BEGIN Source material
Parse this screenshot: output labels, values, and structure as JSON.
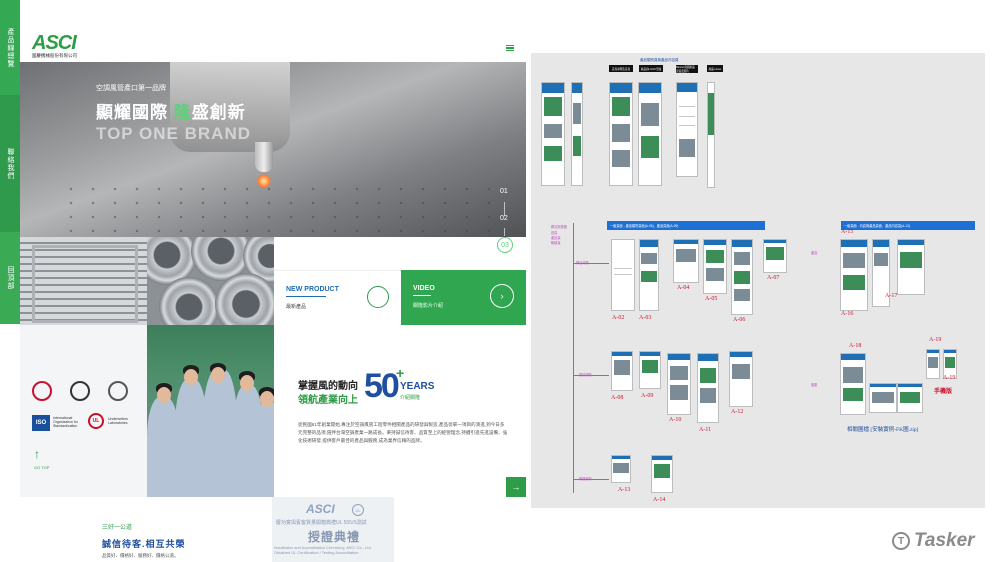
{
  "site": {
    "side_tabs": [
      "產品線總覽",
      "聯絡我們",
      "回頂部"
    ],
    "logo": "ASCI",
    "logo_sub": "國慶機械股份有限公司",
    "hero": {
      "sub": "空調風管產口第一品牌",
      "title_a": "顯耀國際 ",
      "title_b": "隆",
      "title_c": "盛創新",
      "en": "TOP ONE BRAND",
      "slides": [
        "01",
        "02",
        "03"
      ]
    },
    "tiles": {
      "new_product": {
        "title": "NEW PRODUCT",
        "sub": "最新產品"
      },
      "video": {
        "title": "VIDEO",
        "sub": "關隆影片介紹",
        "icon": "chevron-right-icon"
      }
    },
    "certs": {
      "iso_abbr": "ISO",
      "iso_name": "International Organization for Standardization",
      "ul_abbr": "UL",
      "ul_name": "Underwriters Laboratories",
      "go_top": "GO TOP"
    },
    "about": {
      "line1": "掌握風的動向",
      "line2": "領航產業向上",
      "years": "50",
      "plus": "+",
      "years_label": "YEARS",
      "intro": "介紹關隆",
      "paragraph": "從民國61年創業開始,專注於空調風管工程零件相關產品的研發與製造,產品從單一項目的演進,到今日多元完整的品項,陪伴台灣空調產業一路成長。秉持誠信待客、品質至上的經營理念,持續引進先進設備、強化技術研發,提供客戶最佳的產品與服務,成為業界信賴的品牌。"
    },
    "section2": {
      "tag": "三好一公道",
      "title": "誠信待客.相互共榮",
      "sub": "品質好、價格好、服務好、價格公道。"
    },
    "award": {
      "logo": "ASCI",
      "ul": "UL",
      "line1": "慶功宴與賓客質量開箱典禮UL 555/S測試",
      "title": "授證典禮",
      "line2a": "Installation and Accreditation Ceremony, ASCI Co., Ltd.",
      "line2b": "Obtained UL Certification / Testing Accreditation"
    }
  },
  "board": {
    "black_labels": [
      "首頁導覽及首頁",
      "產品頁LOGO型錄",
      "Banner頁面產品 安裝及照片",
      "產品 Hover"
    ],
    "top_caption": "產品類別頁與產品內容頁",
    "bars": {
      "a": "一級頁面 - 產品類別頁面(A-06)、產品頁面(A-09)",
      "b": "一級頁面 - 內頁與產品頁面、產品內容頁(A-13)",
      "c": "首頁導覽"
    },
    "legend_title": "網站架構圖",
    "legend_items": [
      "首頁",
      "產品頁",
      "聯絡頁"
    ],
    "pink_notes": [
      "網站導覽",
      "產品",
      "關於關隆",
      "客服",
      "聯絡我們"
    ],
    "labels": [
      "A-02",
      "A-03",
      "A-04",
      "A-05",
      "A-06",
      "A-07",
      "A-08",
      "A-09",
      "A-10",
      "A-11",
      "A-12",
      "A-13",
      "A-14",
      "A-15",
      "A-16",
      "A-17",
      "A-18",
      "A-19",
      "A-19"
    ],
    "mobile_label": "手機版",
    "zip_label": "相關圖檔 [安裝實例-FK圖.zip]"
  },
  "watermark": {
    "text": "Tasker",
    "icon": "tasker-logo-icon"
  }
}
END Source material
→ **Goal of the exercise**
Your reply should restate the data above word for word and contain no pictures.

→ **Result of this exercise**
Parse this screenshot: output labels, values, and structure as JSON.
{
  "site": {
    "side_tabs": [
      "產品線總覽",
      "聯絡我們",
      "回頂部"
    ],
    "logo": "ASCI",
    "logo_sub": "國慶機械股份有限公司",
    "hero": {
      "sub": "空調風管產口第一品牌",
      "title_a": "顯耀國際 ",
      "title_b": "隆",
      "title_c": "盛創新",
      "en": "TOP ONE BRAND",
      "slides": [
        "01",
        "02",
        "03"
      ]
    },
    "tiles": {
      "new_product": {
        "title": "NEW PRODUCT",
        "sub": "最新產品"
      },
      "video": {
        "title": "VIDEO",
        "sub": "關隆影片介紹",
        "icon": "chevron-right-icon"
      }
    },
    "certs": {
      "iso_abbr": "ISO",
      "iso_name": "International Organization for Standardization",
      "ul_abbr": "UL",
      "ul_name": "Underwriters Laboratories",
      "go_top": "GO TOP"
    },
    "about": {
      "line1": "掌握風的動向",
      "line2": "領航產業向上",
      "years": "50",
      "plus": "+",
      "years_label": "YEARS",
      "intro": "介紹關隆",
      "paragraph": "從民國61年創業開始,專注於空調風管工程零件相關產品的研發與製造,產品從單一項目的演進,到今日多元完整的品項,陪伴台灣空調產業一路成長。秉持誠信待客、品質至上的經營理念,持續引進先進設備、強化技術研發,提供客戶最佳的產品與服務,成為業界信賴的品牌。"
    },
    "section2": {
      "tag": "三好一公道",
      "title": "誠信待客.相互共榮",
      "sub": "品質好、價格好、服務好、價格公道。"
    },
    "award": {
      "logo": "ASCI",
      "ul": "UL",
      "line1": "慶功宴與賓客質量開箱典禮UL 555/S測試",
      "title": "授證典禮",
      "line2a": "Installation and Accreditation Ceremony, ASCI Co., Ltd.",
      "line2b": "Obtained UL Certification / Testing Accreditation"
    }
  },
  "board": {
    "black_labels": [
      "首頁導覽及首頁",
      "產品頁LOGO型錄",
      "Banner頁面產品 安裝及照片",
      "產品 Hover"
    ],
    "top_caption": "產品類別頁與產品內容頁",
    "bars": {
      "a": "一級頁面 - 產品類別頁面(A-06)、產品頁面(A-09)",
      "b": "一級頁面 - 內頁與產品頁面、產品內容頁(A-13)",
      "c": "首頁導覽"
    },
    "legend_title": "網站架構圖",
    "legend_items": [
      "首頁",
      "產品頁",
      "聯絡頁"
    ],
    "pink_notes": [
      "網站導覽",
      "產品",
      "關於關隆",
      "客服",
      "聯絡我們"
    ],
    "labels": [
      "A-02",
      "A-03",
      "A-04",
      "A-05",
      "A-06",
      "A-07",
      "A-08",
      "A-09",
      "A-10",
      "A-11",
      "A-12",
      "A-13",
      "A-14",
      "A-15",
      "A-16",
      "A-17",
      "A-18",
      "A-19",
      "A-19"
    ],
    "mobile_label": "手機版",
    "zip_label": "相關圖檔 [安裝實例-FK圖.zip]"
  },
  "watermark": {
    "text": "Tasker",
    "icon": "tasker-logo-icon"
  }
}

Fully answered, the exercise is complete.